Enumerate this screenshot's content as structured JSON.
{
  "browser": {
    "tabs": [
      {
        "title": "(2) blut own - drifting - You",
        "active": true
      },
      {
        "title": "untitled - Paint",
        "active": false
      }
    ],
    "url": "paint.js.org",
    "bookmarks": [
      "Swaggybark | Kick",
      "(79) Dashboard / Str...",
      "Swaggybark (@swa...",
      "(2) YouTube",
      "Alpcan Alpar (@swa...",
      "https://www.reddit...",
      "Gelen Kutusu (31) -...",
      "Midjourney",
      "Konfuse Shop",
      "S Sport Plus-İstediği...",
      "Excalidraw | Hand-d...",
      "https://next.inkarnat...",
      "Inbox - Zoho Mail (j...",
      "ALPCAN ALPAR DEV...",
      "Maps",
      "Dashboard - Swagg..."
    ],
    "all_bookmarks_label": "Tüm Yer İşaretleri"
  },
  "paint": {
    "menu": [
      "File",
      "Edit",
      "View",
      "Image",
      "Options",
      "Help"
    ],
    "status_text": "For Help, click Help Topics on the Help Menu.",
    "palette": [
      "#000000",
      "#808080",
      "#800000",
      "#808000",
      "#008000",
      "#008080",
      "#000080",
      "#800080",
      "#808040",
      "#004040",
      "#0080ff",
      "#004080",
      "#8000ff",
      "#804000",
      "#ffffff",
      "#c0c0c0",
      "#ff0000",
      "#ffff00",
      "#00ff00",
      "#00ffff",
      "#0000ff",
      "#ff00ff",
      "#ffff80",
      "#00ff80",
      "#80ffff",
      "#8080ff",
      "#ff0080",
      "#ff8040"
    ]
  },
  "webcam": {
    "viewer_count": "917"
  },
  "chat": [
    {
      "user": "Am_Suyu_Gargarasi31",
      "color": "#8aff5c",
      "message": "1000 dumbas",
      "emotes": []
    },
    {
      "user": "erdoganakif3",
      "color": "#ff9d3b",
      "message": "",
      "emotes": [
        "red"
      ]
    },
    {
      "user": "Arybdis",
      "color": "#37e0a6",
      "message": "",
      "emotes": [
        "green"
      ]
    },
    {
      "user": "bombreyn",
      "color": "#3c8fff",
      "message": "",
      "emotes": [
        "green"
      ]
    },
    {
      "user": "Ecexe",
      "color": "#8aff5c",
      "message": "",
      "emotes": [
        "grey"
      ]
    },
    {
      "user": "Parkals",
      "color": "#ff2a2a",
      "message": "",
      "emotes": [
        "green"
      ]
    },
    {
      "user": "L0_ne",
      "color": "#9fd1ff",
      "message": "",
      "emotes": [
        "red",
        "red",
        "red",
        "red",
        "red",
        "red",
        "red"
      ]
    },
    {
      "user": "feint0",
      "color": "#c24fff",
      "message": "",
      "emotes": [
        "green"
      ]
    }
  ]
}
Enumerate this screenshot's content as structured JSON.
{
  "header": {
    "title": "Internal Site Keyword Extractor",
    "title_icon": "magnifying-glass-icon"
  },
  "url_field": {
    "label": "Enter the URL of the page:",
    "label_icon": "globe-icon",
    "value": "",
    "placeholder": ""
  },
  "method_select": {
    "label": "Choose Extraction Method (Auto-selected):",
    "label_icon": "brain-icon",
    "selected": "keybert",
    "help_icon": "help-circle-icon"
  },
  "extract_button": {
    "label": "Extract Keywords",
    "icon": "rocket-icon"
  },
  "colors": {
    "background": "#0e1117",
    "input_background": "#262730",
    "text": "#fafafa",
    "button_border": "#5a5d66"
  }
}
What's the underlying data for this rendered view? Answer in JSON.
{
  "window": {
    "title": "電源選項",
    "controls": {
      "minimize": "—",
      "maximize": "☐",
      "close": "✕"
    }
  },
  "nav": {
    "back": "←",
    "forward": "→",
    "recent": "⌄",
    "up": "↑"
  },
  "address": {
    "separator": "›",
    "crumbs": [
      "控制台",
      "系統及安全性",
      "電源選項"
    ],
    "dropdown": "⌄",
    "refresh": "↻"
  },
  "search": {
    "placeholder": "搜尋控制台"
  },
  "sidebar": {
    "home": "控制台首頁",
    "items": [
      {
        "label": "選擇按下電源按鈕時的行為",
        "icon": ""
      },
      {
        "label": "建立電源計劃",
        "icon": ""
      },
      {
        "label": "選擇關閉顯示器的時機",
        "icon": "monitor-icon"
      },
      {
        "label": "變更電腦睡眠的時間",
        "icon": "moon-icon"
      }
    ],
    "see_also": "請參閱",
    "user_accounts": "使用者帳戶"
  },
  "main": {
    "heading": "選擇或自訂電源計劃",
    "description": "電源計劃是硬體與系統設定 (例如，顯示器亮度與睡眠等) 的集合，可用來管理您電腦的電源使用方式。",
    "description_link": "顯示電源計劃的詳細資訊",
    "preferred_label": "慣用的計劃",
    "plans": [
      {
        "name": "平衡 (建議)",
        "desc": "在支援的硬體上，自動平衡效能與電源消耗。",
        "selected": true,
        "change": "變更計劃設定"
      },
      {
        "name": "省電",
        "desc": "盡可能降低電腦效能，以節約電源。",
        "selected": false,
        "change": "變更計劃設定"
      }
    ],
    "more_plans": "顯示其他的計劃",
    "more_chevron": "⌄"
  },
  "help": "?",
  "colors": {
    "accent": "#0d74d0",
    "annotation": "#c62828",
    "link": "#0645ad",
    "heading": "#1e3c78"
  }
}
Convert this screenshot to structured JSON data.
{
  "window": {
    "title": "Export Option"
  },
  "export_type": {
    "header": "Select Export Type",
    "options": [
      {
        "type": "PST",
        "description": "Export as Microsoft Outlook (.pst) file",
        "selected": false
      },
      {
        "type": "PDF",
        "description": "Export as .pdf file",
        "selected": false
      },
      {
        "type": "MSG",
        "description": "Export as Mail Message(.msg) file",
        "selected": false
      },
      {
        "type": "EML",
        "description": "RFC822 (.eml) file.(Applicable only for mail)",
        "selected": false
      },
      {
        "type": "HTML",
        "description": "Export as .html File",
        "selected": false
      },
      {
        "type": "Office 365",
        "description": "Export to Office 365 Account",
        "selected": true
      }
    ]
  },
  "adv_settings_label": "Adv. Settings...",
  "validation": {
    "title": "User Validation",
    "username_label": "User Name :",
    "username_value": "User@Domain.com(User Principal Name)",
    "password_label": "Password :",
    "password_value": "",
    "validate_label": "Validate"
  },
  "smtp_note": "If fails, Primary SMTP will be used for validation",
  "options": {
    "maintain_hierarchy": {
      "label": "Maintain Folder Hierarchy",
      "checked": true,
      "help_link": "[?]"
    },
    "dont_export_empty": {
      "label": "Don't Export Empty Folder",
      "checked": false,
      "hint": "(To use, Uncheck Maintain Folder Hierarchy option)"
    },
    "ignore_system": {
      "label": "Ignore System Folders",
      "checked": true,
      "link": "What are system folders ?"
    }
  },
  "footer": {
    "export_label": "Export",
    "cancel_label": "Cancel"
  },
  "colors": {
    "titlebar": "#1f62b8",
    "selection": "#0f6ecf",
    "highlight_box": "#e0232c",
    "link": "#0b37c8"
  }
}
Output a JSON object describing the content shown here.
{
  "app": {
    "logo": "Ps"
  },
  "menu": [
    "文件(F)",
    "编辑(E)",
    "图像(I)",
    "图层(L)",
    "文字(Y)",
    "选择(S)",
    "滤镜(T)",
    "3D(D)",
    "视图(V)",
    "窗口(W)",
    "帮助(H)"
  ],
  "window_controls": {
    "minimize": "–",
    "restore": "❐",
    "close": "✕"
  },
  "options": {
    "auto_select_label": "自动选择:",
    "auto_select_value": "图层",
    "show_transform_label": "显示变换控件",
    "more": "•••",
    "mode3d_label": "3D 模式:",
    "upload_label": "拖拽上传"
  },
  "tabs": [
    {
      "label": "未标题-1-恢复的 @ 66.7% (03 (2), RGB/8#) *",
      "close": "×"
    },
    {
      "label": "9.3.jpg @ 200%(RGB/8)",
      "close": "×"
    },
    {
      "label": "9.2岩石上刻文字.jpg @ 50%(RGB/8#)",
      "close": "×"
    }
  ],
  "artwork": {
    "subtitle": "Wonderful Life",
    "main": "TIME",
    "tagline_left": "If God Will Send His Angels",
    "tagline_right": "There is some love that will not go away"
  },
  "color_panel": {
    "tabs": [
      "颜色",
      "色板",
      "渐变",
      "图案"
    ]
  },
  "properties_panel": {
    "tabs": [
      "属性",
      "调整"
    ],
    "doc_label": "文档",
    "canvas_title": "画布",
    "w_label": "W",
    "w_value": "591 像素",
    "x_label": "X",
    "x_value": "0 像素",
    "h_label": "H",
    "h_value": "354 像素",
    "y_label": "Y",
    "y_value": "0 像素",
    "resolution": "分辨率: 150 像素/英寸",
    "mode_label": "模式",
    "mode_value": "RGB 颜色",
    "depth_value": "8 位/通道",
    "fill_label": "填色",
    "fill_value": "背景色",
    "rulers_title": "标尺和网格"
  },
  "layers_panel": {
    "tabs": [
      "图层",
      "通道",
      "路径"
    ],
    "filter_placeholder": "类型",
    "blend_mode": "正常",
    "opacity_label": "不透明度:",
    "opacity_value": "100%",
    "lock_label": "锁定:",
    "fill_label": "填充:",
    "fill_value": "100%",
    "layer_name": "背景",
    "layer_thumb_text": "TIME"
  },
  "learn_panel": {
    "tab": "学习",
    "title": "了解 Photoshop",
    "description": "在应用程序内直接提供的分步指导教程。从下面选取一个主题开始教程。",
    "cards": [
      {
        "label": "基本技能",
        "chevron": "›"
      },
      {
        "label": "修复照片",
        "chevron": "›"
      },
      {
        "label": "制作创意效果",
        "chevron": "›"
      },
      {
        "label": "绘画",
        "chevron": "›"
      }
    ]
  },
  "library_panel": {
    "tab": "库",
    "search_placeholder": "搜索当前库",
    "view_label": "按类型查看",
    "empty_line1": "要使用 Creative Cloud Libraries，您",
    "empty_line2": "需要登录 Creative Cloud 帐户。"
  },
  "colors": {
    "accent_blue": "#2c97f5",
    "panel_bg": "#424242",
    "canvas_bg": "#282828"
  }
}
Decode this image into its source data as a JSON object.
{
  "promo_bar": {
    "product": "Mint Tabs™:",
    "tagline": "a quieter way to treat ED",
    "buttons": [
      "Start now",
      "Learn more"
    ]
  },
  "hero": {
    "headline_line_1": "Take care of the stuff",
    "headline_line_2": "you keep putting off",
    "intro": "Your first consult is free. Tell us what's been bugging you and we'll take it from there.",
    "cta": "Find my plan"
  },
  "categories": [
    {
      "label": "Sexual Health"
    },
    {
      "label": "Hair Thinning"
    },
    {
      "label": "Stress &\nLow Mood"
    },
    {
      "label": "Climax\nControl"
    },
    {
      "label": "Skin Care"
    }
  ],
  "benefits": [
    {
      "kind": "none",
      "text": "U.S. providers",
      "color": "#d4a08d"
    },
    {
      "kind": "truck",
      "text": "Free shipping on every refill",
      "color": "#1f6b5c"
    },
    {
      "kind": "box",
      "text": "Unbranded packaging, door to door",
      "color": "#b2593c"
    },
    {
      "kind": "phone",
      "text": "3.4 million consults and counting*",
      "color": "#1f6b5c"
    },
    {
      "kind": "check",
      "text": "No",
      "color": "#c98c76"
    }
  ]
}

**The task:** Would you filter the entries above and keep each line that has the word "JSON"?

**Task solution:**
Enumerate this screenshot's content as structured JSON.
Enumerate this screenshot's content as structured JSON.
What's the underlying data for this rendered view? Answer in JSON.
Convert this screenshot to structured JSON data.
Output a JSON object describing the content shown here.
Decode this image into its source data as a JSON object.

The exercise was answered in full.